## REQUIRED WORK
Please return all the records exactly, with nothing left out.

## INFORMATION PROVIDED
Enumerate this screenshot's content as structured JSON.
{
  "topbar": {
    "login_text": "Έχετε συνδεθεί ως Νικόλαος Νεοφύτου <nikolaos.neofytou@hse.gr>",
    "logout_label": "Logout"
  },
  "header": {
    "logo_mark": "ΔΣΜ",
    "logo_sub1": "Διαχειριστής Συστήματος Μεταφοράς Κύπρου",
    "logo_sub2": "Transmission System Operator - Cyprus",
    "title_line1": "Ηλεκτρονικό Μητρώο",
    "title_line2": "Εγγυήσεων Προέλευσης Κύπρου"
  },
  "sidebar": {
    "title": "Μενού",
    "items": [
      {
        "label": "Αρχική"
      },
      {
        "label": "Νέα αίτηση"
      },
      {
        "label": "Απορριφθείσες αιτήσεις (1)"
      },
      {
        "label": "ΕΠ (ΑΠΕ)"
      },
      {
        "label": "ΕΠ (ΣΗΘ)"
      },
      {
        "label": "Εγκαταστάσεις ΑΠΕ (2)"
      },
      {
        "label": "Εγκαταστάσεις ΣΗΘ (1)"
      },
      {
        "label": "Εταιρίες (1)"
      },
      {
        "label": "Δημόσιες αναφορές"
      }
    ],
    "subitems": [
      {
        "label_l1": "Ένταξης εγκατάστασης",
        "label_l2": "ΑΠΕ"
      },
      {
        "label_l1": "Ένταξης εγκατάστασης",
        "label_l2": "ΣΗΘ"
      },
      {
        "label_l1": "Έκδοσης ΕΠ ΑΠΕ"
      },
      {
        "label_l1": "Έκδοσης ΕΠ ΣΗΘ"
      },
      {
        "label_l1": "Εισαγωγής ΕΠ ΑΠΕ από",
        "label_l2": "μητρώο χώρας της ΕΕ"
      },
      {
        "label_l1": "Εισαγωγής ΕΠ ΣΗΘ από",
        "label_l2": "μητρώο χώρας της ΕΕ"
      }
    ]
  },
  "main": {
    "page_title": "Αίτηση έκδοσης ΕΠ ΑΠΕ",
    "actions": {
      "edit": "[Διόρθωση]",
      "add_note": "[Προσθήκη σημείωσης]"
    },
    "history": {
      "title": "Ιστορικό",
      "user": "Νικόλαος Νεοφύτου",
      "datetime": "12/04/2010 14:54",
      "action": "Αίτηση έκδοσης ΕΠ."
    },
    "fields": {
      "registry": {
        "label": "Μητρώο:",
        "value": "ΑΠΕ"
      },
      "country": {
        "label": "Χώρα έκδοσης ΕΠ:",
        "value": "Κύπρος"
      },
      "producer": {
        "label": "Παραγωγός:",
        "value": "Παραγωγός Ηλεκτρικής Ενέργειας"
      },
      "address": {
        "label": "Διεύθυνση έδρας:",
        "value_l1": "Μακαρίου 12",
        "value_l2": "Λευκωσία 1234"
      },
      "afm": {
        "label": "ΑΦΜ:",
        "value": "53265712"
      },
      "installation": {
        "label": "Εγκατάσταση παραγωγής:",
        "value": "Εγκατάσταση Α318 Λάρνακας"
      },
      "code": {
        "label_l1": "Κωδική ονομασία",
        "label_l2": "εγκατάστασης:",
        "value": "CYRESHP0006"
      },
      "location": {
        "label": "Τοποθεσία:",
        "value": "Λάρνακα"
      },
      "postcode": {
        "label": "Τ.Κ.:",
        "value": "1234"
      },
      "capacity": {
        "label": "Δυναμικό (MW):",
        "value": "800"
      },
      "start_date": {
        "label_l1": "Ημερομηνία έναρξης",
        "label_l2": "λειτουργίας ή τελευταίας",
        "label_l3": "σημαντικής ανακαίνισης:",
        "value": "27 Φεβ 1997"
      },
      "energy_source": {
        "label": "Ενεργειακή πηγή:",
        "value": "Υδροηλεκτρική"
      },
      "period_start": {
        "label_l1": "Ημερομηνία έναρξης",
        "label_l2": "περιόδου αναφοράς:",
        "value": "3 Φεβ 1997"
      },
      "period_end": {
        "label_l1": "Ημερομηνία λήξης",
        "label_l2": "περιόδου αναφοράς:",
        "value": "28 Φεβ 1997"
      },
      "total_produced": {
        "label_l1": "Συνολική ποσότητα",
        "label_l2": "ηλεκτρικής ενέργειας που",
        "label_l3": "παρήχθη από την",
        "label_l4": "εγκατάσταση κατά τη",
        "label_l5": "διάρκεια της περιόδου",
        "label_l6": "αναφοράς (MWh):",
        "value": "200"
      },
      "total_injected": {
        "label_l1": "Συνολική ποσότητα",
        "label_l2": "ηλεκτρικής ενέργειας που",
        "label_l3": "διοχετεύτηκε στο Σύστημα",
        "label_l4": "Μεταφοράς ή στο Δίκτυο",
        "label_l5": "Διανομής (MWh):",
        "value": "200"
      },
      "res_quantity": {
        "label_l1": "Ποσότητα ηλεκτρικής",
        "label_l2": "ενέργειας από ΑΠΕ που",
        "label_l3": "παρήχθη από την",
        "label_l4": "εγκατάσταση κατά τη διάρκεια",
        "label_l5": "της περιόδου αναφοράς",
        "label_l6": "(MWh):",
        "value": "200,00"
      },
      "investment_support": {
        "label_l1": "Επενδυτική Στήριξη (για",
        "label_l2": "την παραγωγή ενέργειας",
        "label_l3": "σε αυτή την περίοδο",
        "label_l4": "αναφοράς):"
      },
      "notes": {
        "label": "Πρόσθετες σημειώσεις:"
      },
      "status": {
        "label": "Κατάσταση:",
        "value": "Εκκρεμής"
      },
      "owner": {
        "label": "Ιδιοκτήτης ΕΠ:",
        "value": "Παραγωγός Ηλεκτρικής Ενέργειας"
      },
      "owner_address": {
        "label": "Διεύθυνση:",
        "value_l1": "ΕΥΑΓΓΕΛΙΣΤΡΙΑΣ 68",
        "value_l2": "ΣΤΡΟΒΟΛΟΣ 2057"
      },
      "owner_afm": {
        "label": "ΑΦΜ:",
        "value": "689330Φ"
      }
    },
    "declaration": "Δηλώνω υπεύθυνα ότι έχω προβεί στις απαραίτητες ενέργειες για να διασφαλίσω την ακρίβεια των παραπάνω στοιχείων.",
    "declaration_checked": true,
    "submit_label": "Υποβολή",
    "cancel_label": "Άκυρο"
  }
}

## TASK SOLUTION
Enumerate this screenshot's content as structured JSON.
{
  "topbar": {
    "login_text": "Έχετε συνδεθεί ως Νικόλαος Νεοφύτου <nikolaos.neofytou@hse.gr>",
    "logout_label": "Logout"
  },
  "header": {
    "logo_mark": "ΔΣΜ",
    "logo_sub1": "Διαχειριστής Συστήματος Μεταφοράς Κύπρου",
    "logo_sub2": "Transmission System Operator - Cyprus",
    "title_line1": "Ηλεκτρονικό Μητρώο",
    "title_line2": "Εγγυήσεων Προέλευσης Κύπρου"
  },
  "sidebar": {
    "title": "Μενού",
    "items": [
      {
        "label": "Αρχική"
      },
      {
        "label": "Νέα αίτηση"
      },
      {
        "label": "Απορριφθείσες αιτήσεις (1)"
      },
      {
        "label": "ΕΠ (ΑΠΕ)"
      },
      {
        "label": "ΕΠ (ΣΗΘ)"
      },
      {
        "label": "Εγκαταστάσεις ΑΠΕ (2)"
      },
      {
        "label": "Εγκαταστάσεις ΣΗΘ (1)"
      },
      {
        "label": "Εταιρίες (1)"
      },
      {
        "label": "Δημόσιες αναφορές"
      }
    ],
    "subitems": [
      {
        "label_l1": "Ένταξης εγκατάστασης",
        "label_l2": "ΑΠΕ"
      },
      {
        "label_l1": "Ένταξης εγκατάστασης",
        "label_l2": "ΣΗΘ"
      },
      {
        "label_l1": "Έκδοσης ΕΠ ΑΠΕ"
      },
      {
        "label_l1": "Έκδοσης ΕΠ ΣΗΘ"
      },
      {
        "label_l1": "Εισαγωγής ΕΠ ΑΠΕ από",
        "label_l2": "μητρώο χώρας της ΕΕ"
      },
      {
        "label_l1": "Εισαγωγής ΕΠ ΣΗΘ από",
        "label_l2": "μητρώο χώρας της ΕΕ"
      }
    ]
  },
  "main": {
    "page_title": "Αίτηση έκδοσης ΕΠ ΑΠΕ",
    "actions": {
      "edit": "[Διόρθωση]",
      "add_note": "[Προσθήκη σημείωσης]"
    },
    "history": {
      "title": "Ιστορικό",
      "user": "Νικόλαος Νεοφύτου",
      "datetime": "12/04/2010 14:54",
      "action": "Αίτηση έκδοσης ΕΠ."
    },
    "fields": {
      "registry": {
        "label": "Μητρώο:",
        "value": "ΑΠΕ"
      },
      "country": {
        "label": "Χώρα έκδοσης ΕΠ:",
        "value": "Κύπρος"
      },
      "producer": {
        "label": "Παραγωγός:",
        "value": "Παραγωγός Ηλεκτρικής Ενέργειας"
      },
      "address": {
        "label": "Διεύθυνση έδρας:",
        "value_l1": "Μακαρίου 12",
        "value_l2": "Λευκωσία 1234"
      },
      "afm": {
        "label": "ΑΦΜ:",
        "value": "53265712"
      },
      "installation": {
        "label": "Εγκατάσταση παραγωγής:",
        "value": "Εγκατάσταση Α318 Λάρνακας"
      },
      "code": {
        "label_l1": "Κωδική ονομασία",
        "label_l2": "εγκατάστασης:",
        "value": "CYRESHP0006"
      },
      "location": {
        "label": "Τοποθεσία:",
        "value": "Λάρνακα"
      },
      "postcode": {
        "label": "Τ.Κ.:",
        "value": "1234"
      },
      "capacity": {
        "label": "Δυναμικό (MW):",
        "value": "800"
      },
      "start_date": {
        "label_l1": "Ημερομηνία έναρξης",
        "label_l2": "λειτουργίας ή τελευταίας",
        "label_l3": "σημαντικής ανακαίνισης:",
        "value": "27 Φεβ 1997"
      },
      "energy_source": {
        "label": "Ενεργειακή πηγή:",
        "value": "Υδροηλεκτρική"
      },
      "period_start": {
        "label_l1": "Ημερομηνία έναρξης",
        "label_l2": "περιόδου αναφοράς:",
        "value": "3 Φεβ 1997"
      },
      "period_end": {
        "label_l1": "Ημερομηνία λήξης",
        "label_l2": "περιόδου αναφοράς:",
        "value": "28 Φεβ 1997"
      },
      "total_produced": {
        "label_l1": "Συνολική ποσότητα",
        "label_l2": "ηλεκτρικής ενέργειας που",
        "label_l3": "παρήχθη από την",
        "label_l4": "εγκατάσταση κατά τη",
        "label_l5": "διάρκεια της περιόδου",
        "label_l6": "αναφοράς (MWh):",
        "value": "200"
      },
      "total_injected": {
        "label_l1": "Συνολική ποσότητα",
        "label_l2": "ηλεκτρικής ενέργειας που",
        "label_l3": "διοχετεύτηκε στο Σύστημα",
        "label_l4": "Μεταφοράς ή στο Δίκτυο",
        "label_l5": "Διανομής (MWh):",
        "value": "200"
      },
      "res_quantity": {
        "label_l1": "Ποσότητα ηλεκτρικής",
        "label_l2": "ενέργειας από ΑΠΕ που",
        "label_l3": "παρήχθη από την",
        "label_l4": "εγκατάσταση κατά τη διάρκεια",
        "label_l5": "της περιόδου αναφοράς",
        "label_l6": "(MWh):",
        "value": "200,00"
      },
      "investment_support": {
        "label_l1": "Επενδυτική Στήριξη (για",
        "label_l2": "την παραγωγή ενέργειας",
        "label_l3": "σε αυτή την περίοδο",
        "label_l4": "αναφοράς):"
      },
      "notes": {
        "label": "Πρόσθετες σημειώσεις:"
      },
      "status": {
        "label": "Κατάσταση:",
        "value": "Εκκρεμής"
      },
      "owner": {
        "label": "Ιδιοκτήτης ΕΠ:",
        "value": "Παραγωγός Ηλεκτρικής Ενέργειας"
      },
      "owner_address": {
        "label": "Διεύθυνση:",
        "value_l1": "ΕΥΑΓΓΕΛΙΣΤΡΙΑΣ 68",
        "value_l2": "ΣΤΡΟΒΟΛΟΣ 2057"
      },
      "owner_afm": {
        "label": "ΑΦΜ:",
        "value": "689330Φ"
      }
    },
    "declaration": "Δηλώνω υπεύθυνα ότι έχω προβεί στις απαραίτητες ενέργειες για να διασφαλίσω την ακρίβεια των παραπάνω στοιχείων.",
    "declaration_checked": true,
    "submit_label": "Υποβολή",
    "cancel_label": "Άκυρο"
  }
}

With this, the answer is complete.